News & Insights

Port operations slow as natural disasters strike worldwide

16 Feb 2023

Recent extreme weather events and natural disasters pose significant challenges for global shipping operations, from Cyclone Gabrielle in New Zealand to the devastating Turkey-Syria earthquake.

Locally, we also saw tightening regulation around cargo reporting and compliance checks.

Verified Gross Mass compliance requirements

Shippers have been put on notice as the Australian Maritime Safety Authority (AMSA) is reported to be conducting compliance sampling of containers.

AMSA is conducting the checks in line with the Verified Gross Mass (VGM) requirements set out in Marine Order 42 – Carriage, stowage and securing of cargoes and containers (MO42).

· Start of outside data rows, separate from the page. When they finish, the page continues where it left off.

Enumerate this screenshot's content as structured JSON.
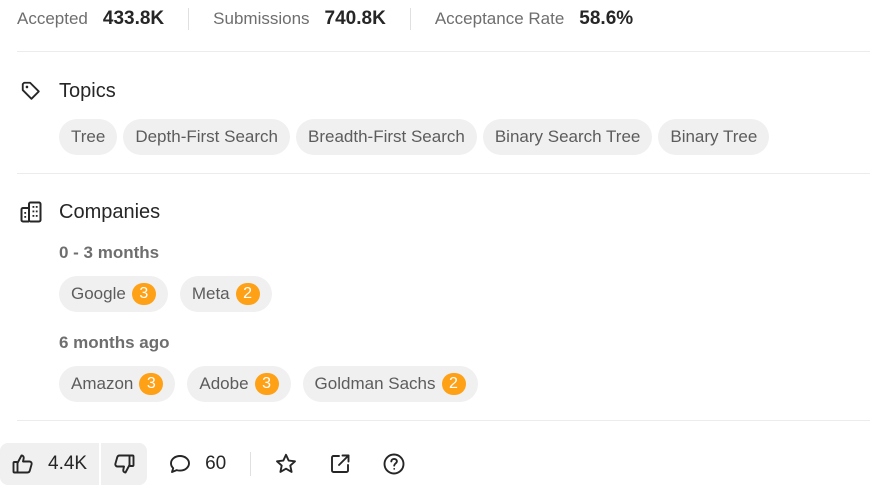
{
  "stats": {
    "accepted_label": "Accepted",
    "accepted_value": "433.8K",
    "submissions_label": "Submissions",
    "submissions_value": "740.8K",
    "acceptance_label": "Acceptance Rate",
    "acceptance_value": "58.6%"
  },
  "topics": {
    "title": "Topics",
    "icon": "tag-icon",
    "tags": [
      "Tree",
      "Depth-First Search",
      "Breadth-First Search",
      "Binary Search Tree",
      "Binary Tree"
    ]
  },
  "companies": {
    "title": "Companies",
    "icon": "building-icon",
    "badge_color": "#ffa116",
    "groups": [
      {
        "label": "0 - 3 months",
        "items": [
          {
            "name": "Google",
            "count": "3"
          },
          {
            "name": "Meta",
            "count": "2"
          }
        ]
      },
      {
        "label": "6 months ago",
        "items": [
          {
            "name": "Amazon",
            "count": "3"
          },
          {
            "name": "Adobe",
            "count": "3"
          },
          {
            "name": "Goldman Sachs",
            "count": "2"
          }
        ]
      }
    ]
  },
  "toolbar": {
    "likes": "4.4K",
    "comments": "60",
    "icons": [
      "thumbs-up-icon",
      "thumbs-down-icon",
      "comment-icon",
      "star-icon",
      "share-icon",
      "help-icon"
    ]
  }
}
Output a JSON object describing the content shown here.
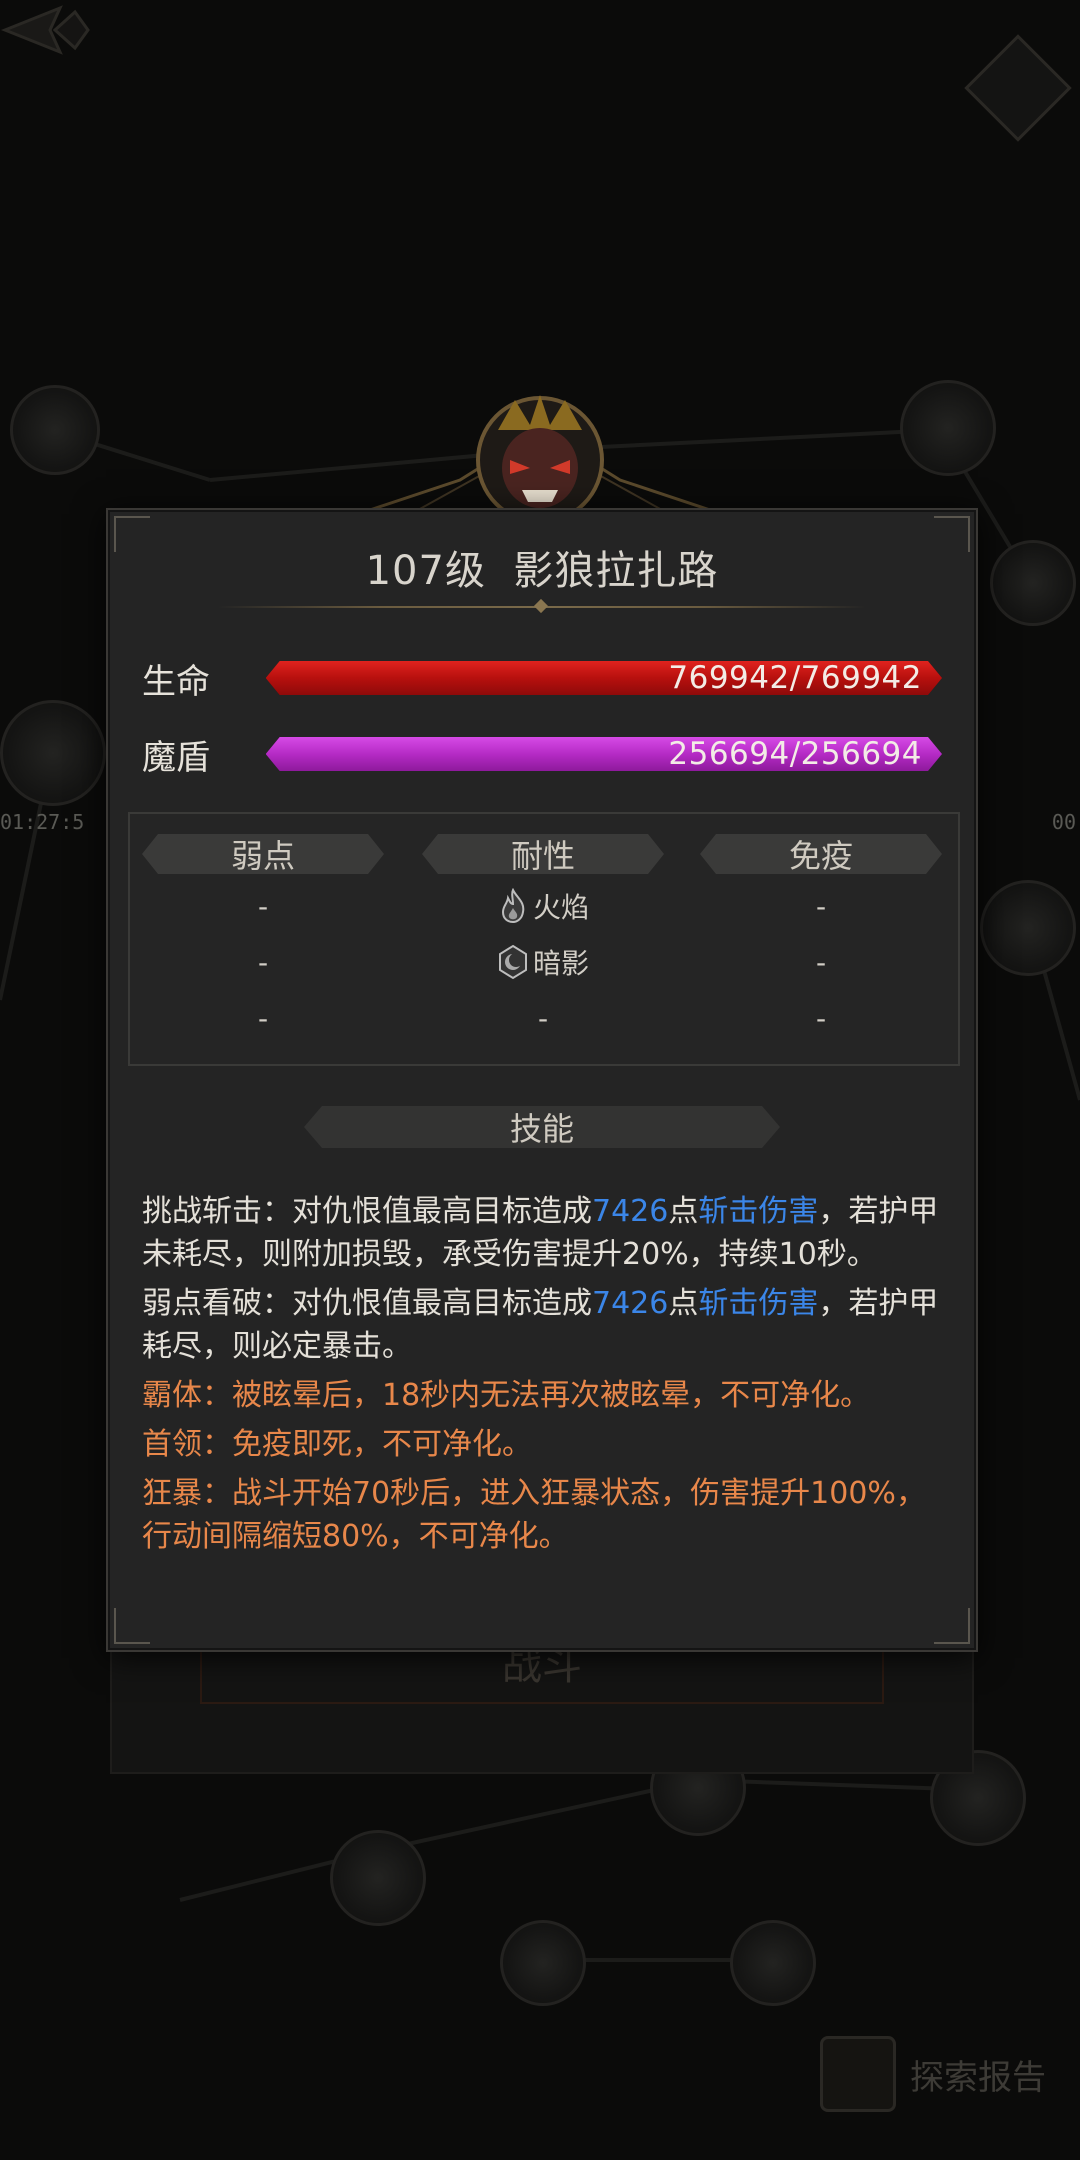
{
  "background": {
    "timer_left": "01:27:5",
    "timer_right": "00",
    "battle_button_label": "战斗",
    "explore_report_label": "探索报告"
  },
  "boss": {
    "level_label": "107级",
    "name": "影狼拉扎路"
  },
  "stats": {
    "hp": {
      "label": "生命",
      "current": 769942,
      "max": 769942,
      "text": "769942/769942",
      "fill_fraction": 1.0,
      "color": "#c8141a"
    },
    "shield": {
      "label": "魔盾",
      "current": 256694,
      "max": 256694,
      "text": "256694/256694",
      "fill_fraction": 1.0,
      "color": "#b52bc5"
    }
  },
  "resist_table": {
    "headers": [
      "弱点",
      "耐性",
      "免疫"
    ],
    "rows": [
      {
        "weak": "-",
        "resist": "火焰",
        "resist_icon": "fire-icon",
        "immune": "-"
      },
      {
        "weak": "-",
        "resist": "暗影",
        "resist_icon": "shadow-icon",
        "immune": "-"
      },
      {
        "weak": "-",
        "resist": "-",
        "resist_icon": "",
        "immune": "-"
      }
    ]
  },
  "skills": {
    "header": "技能",
    "items": [
      {
        "color": "white",
        "prefix": "挑战斩击：对仇恨值最高目标造成",
        "damage": "7426",
        "unit": "点",
        "damage_type": "斩击伤害",
        "suffix": "，若护甲未耗尽，则附加损毁，承受伤害提升20%，持续10秒。"
      },
      {
        "color": "white",
        "prefix": "弱点看破：对仇恨值最高目标造成",
        "damage": "7426",
        "unit": "点",
        "damage_type": "斩击伤害",
        "suffix": "，若护甲耗尽，则必定暴击。"
      },
      {
        "color": "orange",
        "text": "霸体：被眩晕后，18秒内无法再次被眩晕，不可净化。"
      },
      {
        "color": "orange",
        "text": "首领：免疫即死，不可净化。"
      },
      {
        "color": "orange",
        "text": "狂暴：战斗开始70秒后，进入狂暴状态，伤害提升100%，行动间隔缩短80%，不可净化。"
      }
    ]
  },
  "colors": {
    "skill_orange": "#e8874a",
    "damage_blue": "#3b86e8",
    "panel_bg": "#242424"
  }
}
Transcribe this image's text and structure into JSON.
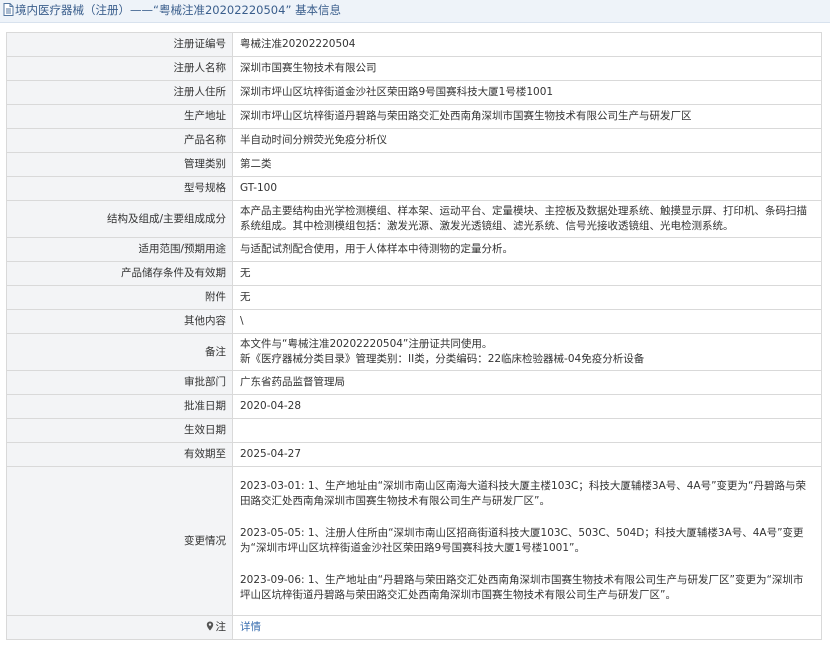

MO42 legislates that the actual gross mass of each container must match the gross mass that has been declared in the cargo information supplied to the vessel’s master.

For more information about VGM requirements and your compliance obligations, please visit the AMSA website.

Shipping updates and news in February 2023

1. NZ weather causing major delays to shipping and inland deliveries

Following weeks of worsening weather in New Zealand, a cyclone that’s been named one of its worst this century has battered the country’s North Island. Major ports have been evacuated with operations put on hold until it is safe to return.


2. Sea Cargo Reporting Requirements and Inspection Arrangements

The Australian Border Force (ABF) has released an Australian Customs Notice on mandatory reporting timeframes and updated free storage arrangements for Full Container Loads of containerised cargo, which has been selected to be subject to ABF compliance activity.

Read the full Australian Customs Notice from the ABF here.

The Freight and Trade Alliance (FTA) has also provided an update on advice to members titled ‘CARGO HOLDS AND FCL STORAGE CONCESSIONS’, which clarifies the circumstances in which financial relief is offered to industry when cargo is on hold.

FTA members can read the full update here.


3. Introduction of AUS-India Free Trade Agreement.

The Australia-India Economic Cooperation and Trade Agreement (ECTA) entered into force on 29 December 2022.

On December 13, the Australian Border Force (ABF) released new advice on the Entry into Force of the ECTA. The Customs Notice sets out preferential rates of customs duty that apply to goods deemed to be Indian originating.

Read the ABF’s full update here or see more details about the agreement here.


4. Patrick Terminals increases existing charges and introduces new landside charges from March 2023.

You can read Patrick Terminals’ statement here, or read the Container Transport Alliance Australia’s analysis of the fee increases here.

5. DP World introduces Energy Charge.

Logistics company DP World will be increasing fees and introducing several new charges, including an Energy Charge that will apply to all import and export containers handled by DPWA Terminals.

The Energy Charge seeks to cover variations in fuel and electricity prices, and will be added to each container transaction.

The increased charges have been in effect since the start of February 2023.

6. Introduction of weight mis-declaration at DPWA in Melbourne.

DPWA has introduced a “Pondus” charge for weight mis-declarations at their Melbourne facility.

Import containers are statistically sampled and weighed on the Pondus stand, which is a calibrated weighing device. A fee will be applied on units with an absolute weight variance greater than one metric tonne compared to the declared weight.

If the absolute weight variance is less than a metric tonne, there will be no charge incurred.

The applied fee will be AUD $232 plus GST, per import shipment.

If you have any questions or feedback, please don’t hesitate to get in touch with your MYC liaison or call us on +61 8 9253 0121.